For every line in the listing below that contains the word "JSON", add one to the tally. State the final number and nothing else.

▬▬▬▬▬▬

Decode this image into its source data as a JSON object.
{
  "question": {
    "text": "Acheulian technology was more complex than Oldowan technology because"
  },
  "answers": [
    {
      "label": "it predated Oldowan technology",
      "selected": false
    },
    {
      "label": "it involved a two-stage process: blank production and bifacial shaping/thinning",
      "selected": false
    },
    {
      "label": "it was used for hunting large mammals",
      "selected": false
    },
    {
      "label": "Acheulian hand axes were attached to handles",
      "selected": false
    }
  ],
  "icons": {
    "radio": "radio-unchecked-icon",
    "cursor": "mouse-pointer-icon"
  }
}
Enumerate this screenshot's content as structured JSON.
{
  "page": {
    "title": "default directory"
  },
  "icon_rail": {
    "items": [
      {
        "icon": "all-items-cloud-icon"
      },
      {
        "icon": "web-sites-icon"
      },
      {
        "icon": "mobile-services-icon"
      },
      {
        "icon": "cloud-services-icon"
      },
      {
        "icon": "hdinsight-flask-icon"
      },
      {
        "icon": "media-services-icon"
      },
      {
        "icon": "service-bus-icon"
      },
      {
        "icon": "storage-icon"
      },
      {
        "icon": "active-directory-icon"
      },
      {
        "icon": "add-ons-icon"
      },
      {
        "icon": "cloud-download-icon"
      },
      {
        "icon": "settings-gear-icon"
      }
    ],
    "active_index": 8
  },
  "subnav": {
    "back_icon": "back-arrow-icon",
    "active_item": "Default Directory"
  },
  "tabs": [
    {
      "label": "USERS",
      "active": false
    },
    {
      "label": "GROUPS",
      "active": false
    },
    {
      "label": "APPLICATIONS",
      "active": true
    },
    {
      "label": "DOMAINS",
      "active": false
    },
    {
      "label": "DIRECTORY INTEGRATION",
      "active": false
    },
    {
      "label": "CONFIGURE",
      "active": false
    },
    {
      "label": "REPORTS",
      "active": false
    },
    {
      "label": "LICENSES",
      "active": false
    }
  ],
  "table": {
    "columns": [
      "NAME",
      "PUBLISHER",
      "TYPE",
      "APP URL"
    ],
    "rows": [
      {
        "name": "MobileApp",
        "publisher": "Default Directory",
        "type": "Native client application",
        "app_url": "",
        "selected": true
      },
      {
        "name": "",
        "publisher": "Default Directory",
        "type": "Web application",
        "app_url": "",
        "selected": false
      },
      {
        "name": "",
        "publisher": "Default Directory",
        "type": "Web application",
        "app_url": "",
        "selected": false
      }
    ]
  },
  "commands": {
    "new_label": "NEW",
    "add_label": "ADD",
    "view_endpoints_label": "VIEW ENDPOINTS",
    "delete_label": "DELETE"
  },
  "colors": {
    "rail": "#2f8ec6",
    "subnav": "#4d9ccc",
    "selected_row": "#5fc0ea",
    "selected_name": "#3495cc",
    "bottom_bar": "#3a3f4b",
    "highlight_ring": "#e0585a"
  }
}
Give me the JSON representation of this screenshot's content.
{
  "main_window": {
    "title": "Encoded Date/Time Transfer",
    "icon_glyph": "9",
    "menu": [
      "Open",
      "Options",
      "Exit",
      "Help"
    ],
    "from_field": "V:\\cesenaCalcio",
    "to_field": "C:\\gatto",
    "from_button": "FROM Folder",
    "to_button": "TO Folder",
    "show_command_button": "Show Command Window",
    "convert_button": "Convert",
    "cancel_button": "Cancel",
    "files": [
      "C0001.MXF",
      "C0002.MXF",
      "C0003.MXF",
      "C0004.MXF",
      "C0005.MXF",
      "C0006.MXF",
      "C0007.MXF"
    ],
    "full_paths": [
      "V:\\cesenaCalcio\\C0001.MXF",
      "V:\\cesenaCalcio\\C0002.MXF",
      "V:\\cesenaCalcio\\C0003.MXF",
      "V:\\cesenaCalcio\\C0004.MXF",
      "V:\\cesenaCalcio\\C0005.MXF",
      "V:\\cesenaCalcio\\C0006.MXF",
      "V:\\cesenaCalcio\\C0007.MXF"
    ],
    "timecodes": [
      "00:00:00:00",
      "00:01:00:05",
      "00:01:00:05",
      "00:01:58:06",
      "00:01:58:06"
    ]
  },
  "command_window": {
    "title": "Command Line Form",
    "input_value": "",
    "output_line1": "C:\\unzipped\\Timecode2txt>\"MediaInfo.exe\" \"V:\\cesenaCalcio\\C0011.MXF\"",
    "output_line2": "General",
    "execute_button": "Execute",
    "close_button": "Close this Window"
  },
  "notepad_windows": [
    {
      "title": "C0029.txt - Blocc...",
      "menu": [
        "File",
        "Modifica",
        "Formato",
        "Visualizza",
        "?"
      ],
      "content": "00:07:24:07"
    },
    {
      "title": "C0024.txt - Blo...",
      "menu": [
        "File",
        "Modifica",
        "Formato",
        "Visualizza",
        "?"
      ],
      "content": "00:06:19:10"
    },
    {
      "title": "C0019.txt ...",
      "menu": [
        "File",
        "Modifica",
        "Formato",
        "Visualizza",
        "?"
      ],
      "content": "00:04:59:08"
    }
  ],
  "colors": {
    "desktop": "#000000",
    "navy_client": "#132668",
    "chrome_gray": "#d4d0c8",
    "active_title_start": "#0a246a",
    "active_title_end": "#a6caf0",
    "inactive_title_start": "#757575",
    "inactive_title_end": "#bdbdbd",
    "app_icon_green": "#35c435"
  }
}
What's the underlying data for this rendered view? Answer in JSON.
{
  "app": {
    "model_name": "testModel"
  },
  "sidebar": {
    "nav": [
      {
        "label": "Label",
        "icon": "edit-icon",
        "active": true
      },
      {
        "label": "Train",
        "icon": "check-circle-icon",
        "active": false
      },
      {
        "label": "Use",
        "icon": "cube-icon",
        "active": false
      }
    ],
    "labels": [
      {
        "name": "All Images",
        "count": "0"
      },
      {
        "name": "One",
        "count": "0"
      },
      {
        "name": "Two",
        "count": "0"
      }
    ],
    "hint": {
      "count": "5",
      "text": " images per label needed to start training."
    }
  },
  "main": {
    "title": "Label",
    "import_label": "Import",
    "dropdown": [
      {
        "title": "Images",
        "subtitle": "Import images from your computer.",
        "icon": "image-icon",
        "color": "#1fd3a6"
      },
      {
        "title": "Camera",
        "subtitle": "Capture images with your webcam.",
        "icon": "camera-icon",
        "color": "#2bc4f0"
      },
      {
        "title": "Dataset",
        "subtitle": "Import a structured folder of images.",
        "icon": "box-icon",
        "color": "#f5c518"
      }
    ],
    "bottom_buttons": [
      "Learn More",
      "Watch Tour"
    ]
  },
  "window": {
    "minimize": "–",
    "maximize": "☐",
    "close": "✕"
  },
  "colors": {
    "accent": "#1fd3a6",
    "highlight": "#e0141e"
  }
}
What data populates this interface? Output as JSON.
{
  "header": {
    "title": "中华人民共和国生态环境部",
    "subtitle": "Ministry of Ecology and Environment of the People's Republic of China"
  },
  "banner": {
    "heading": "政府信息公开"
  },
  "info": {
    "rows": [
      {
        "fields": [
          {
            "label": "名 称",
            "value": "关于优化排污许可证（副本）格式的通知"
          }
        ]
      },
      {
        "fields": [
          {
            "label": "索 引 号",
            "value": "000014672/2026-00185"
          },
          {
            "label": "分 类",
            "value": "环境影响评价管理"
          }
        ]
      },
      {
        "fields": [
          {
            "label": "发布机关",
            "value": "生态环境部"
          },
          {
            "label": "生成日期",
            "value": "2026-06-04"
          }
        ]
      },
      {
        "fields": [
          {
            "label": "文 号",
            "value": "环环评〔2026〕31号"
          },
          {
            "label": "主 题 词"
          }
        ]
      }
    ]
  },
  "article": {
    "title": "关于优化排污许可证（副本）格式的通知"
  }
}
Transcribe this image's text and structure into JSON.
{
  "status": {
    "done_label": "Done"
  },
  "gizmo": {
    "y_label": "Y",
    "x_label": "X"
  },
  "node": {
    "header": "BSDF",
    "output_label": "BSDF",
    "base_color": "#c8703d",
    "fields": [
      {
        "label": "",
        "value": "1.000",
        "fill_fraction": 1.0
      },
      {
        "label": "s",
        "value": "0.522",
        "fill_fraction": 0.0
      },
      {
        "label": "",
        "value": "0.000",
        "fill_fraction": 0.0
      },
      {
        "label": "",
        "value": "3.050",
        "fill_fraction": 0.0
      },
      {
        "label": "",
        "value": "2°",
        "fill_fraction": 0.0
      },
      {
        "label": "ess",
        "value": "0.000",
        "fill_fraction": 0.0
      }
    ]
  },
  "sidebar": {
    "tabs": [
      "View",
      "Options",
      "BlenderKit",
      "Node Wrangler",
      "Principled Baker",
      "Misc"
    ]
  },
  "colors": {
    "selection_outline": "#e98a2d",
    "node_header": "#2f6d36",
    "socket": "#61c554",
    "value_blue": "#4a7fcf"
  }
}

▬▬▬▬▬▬

## Result below
6